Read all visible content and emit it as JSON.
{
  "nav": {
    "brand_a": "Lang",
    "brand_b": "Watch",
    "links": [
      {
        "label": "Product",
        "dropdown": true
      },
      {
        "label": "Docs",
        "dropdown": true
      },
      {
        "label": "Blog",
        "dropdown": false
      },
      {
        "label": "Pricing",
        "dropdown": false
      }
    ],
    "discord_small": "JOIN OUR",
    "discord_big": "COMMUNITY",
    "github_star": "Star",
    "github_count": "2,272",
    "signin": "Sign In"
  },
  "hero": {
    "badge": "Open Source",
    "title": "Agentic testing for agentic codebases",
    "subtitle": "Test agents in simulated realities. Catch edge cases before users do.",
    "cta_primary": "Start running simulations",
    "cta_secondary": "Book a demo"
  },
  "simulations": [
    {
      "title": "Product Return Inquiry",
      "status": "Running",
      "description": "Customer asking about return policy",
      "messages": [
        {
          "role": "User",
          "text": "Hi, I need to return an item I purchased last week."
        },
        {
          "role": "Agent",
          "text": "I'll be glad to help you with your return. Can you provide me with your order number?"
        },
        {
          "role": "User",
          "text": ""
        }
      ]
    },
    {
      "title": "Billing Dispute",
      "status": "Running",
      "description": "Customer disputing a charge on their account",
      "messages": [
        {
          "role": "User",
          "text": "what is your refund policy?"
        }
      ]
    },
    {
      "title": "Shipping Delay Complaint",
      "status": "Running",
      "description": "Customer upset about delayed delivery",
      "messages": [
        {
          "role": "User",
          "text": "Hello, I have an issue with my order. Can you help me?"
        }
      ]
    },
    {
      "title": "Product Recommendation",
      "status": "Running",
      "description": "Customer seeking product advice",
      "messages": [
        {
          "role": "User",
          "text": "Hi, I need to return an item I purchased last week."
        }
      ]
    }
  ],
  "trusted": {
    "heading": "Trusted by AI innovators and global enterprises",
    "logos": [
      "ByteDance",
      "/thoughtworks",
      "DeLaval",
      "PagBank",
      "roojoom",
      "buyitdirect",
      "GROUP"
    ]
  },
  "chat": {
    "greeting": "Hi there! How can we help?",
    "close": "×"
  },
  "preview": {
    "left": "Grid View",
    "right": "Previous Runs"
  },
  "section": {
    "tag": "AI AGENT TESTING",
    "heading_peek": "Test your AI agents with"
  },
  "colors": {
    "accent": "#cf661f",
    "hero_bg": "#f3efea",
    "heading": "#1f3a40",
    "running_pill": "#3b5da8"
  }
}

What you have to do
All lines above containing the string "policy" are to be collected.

Expected answer
      "description": "Customer asking about return policy",
          "text": "what is your refund policy?"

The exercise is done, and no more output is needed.